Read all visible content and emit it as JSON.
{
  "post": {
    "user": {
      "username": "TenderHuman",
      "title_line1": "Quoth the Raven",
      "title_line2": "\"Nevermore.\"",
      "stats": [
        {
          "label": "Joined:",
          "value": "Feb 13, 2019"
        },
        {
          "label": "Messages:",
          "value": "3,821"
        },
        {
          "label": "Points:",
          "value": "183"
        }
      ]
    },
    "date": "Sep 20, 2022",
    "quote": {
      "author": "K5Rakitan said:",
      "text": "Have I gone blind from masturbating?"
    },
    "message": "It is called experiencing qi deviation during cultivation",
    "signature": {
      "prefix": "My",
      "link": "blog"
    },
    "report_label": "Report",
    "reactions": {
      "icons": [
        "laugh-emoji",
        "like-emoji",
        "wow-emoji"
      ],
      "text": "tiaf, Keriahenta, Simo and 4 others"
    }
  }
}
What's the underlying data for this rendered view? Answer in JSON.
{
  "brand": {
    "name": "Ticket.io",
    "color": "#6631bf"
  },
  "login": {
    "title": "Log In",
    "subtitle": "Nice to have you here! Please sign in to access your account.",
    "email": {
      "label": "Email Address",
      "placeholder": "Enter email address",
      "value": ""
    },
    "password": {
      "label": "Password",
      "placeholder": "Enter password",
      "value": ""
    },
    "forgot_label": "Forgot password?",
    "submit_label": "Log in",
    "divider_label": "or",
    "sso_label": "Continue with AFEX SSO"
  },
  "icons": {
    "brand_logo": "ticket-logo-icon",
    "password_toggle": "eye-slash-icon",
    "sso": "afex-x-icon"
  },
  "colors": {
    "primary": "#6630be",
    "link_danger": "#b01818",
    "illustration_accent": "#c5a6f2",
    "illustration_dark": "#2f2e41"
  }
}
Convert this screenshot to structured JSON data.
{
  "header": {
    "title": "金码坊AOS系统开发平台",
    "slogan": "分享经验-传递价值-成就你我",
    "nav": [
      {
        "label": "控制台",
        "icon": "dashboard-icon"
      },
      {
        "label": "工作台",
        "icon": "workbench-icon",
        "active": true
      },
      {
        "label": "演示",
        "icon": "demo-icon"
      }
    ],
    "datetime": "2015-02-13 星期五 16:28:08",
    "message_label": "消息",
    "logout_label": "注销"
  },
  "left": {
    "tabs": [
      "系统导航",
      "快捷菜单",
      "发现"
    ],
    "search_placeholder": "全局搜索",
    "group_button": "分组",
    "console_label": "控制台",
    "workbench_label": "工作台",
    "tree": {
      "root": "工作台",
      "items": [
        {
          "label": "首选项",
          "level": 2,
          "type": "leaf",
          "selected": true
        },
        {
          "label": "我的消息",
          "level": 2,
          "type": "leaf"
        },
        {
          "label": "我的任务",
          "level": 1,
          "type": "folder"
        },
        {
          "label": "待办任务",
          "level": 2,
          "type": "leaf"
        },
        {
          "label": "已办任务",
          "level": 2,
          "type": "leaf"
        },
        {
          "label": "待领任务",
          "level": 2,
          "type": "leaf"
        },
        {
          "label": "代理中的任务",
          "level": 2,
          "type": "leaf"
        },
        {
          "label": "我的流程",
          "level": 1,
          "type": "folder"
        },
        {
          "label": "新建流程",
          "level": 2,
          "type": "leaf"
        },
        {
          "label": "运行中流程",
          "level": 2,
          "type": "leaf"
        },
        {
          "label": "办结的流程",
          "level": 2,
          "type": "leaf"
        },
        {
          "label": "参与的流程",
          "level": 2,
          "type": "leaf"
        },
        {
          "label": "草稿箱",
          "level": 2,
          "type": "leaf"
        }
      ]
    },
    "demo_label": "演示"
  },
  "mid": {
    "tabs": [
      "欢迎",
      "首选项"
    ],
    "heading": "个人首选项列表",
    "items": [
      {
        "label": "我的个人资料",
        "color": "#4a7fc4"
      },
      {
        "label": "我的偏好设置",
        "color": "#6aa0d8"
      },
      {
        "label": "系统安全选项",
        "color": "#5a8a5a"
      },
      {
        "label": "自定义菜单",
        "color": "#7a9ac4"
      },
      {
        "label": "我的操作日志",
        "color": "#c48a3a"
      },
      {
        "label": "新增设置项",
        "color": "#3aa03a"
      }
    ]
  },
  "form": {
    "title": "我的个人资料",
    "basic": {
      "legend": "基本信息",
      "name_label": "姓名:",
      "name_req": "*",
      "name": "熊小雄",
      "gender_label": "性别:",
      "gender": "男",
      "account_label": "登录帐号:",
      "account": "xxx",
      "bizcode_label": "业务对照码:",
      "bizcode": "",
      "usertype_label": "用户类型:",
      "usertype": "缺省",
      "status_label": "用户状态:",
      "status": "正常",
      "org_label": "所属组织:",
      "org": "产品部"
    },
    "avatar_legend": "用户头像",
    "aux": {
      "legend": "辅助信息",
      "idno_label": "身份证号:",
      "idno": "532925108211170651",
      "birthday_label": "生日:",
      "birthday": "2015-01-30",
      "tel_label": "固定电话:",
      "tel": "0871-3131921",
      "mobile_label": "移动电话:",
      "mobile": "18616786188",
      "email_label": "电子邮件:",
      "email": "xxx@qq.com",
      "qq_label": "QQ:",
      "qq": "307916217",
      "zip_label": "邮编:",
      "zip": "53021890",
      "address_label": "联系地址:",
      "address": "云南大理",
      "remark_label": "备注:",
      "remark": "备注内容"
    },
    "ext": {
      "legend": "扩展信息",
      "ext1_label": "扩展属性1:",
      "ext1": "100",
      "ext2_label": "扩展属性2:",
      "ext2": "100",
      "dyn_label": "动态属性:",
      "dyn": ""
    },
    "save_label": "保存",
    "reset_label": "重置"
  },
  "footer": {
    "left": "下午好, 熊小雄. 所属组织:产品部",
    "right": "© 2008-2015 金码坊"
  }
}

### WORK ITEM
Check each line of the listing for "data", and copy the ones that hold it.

### TASK ANSWER
What's the underlying data for this rendered view? Answer in JSON.
Convert this screenshot to structured JSON data.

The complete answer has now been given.